First Look Friday: Brave The Otherworldly Sounds Of Mary Akpa
Five years is a long time to wait for one of your favorites to release new music. For fans and supporters of Mary Akpa, it was ticks off the clock that was worth the wait, as the Nigerian-born, California-raised singer-songwriter grew in her time away from the studio. Much like anyone with free time, Mary explored the world, while discovering herself through ups and downs. By experience these life changing moments, Mary found clarity, enriched her voice and her artistry, and re-emerged from her hiatus recharged.
Taking a different approach to songwriting than she did on her 2012 effort, Brave, Mary Akpa trusted her own creativity by working on unfinished songs live in front of an audience. Imbued with harmonic melodies, Mary Akpa sounds like a smile in a field full of flowers. It was that same passion and roots in music that led to her being discovered by Arista / LaFace Records and sign a deal. In addition to her degree in Ethnomusicology that she received from UCLA’s prestigious program, Mary Akpa has performed for audiences such as our U.S. troops in numerous countries from Kosovo to Iraq.
So, as we speak to this week’s world-traveling, soul-stirring, completely original First Look Friday artist, Mary Akpa shares of herself in this introduction to our Okayplayer family. From opening up her thoughts on today’s artistry to how art can authentically challenge the injustices we face — Mary Akpa is a liberating new act to become familiar with especially if you’re all about progressively innovative sounds. To support the UNSEEN album architect, we’re also placing in the song, “Empty (Ka M Kuo Me),” which we urge you to check out below. Enjoy!
Okayplayer: To music snobs the world over, you are making an impact. What is it that those in music game are seeing and hearing that the rest of the world has yet to discover?
Mary Akpa: I’m feeling a shift among artists. There’s a desire to make more of a social impact with music and the arts in general. With all that’s going on in the world, artists are choosing more and more to use our platform for change. It seems almost as overt as the artists who made waves during the Civil Rights Movement. There’s also an emphasis on reconnecting with our roots — I certainly feel a stronger pull toward my native sounds and rhythms — and a desire to intentionally express from that place.
OKP: For those who have a passion for music, they honed their skills and practiced their craft. Who are your most cherished influences in music and why?
MA: I draw inspiration from many places and my influences tend to fluctuate quite a bit. Papa Wembe, King Sunny Ade, Angelique Kidjo and Miriam Makeba are huge influences of mine from the continent because they fought against the political structures of their time while rooting their music in culture. Nina Simone falls under a similar category for me as well. She was fearlessly expressive. I’m continually inspired by the way she interpreted jazz so soulfully. Radiohead!! Those arpeggiated guitars and Thom York’s way of songwriting is out of this world. Björk is out of this world to me. Her voice is absolutely magical. She is so sonically unapologetic and playful, and everything she does is rooted in her Icelandic background. The soul singers Sam Cooke, D’Angelo, Stevie Wonder… the way they use harmony and melody is so effortless and so complex all at once. And then there’s Sade. The grace, the voice, the poise. I mean, she just has it all.

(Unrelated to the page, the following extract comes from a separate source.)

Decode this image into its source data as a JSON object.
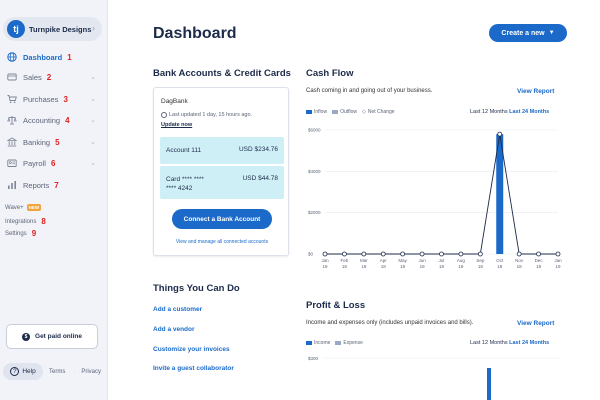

OKP: Can you talk about how your life was while developing as an artist? How did you react to your first bits of press?
MA: Artists are constantly developing, at least if we’re doing it right, so I’m not sure that we’re aware of the development as it’s happening. I’ve been singing and performing since I was pretty young, but I didn’t really feel like an artist until I learned to own and trust my own voice. Growing up, we listened to both Nigerian and American music, so I was exposed to very different ways of interpreting rhythm and melody. I also studied Ethnomusicology at UCLA. The experience of immersing myself in music from so many different cultures helped broaden my perspective of sound and inspired me to explore my voice outside of the pop box. Last year, I released music and played my first show in Nigeria. It was overwhelmingly beautiful being recognized by my people. I felt like I came back to life. I still can’t put my finger on that feeling. I’ll just say it lit me up.
OKP: With incidents involving people of color, police and racist occurring almost on a daily basis around the globe — how can your music (and/or others) help to relieve the trauma that is being experienced by the masses?
MA: It’s so important to share our experiences as authentically as we can. Whether that be love, loss, or the way we feel during political unrest. When we do that we connect with one another, and we feel understood and validated. The state of world leaves people of color feeling that we don’t matter. If my music can make someone feel like they matter, then I’ve done my job.
OKP: What have been the most definitive obstacles that you’ve overcome in your career thus far?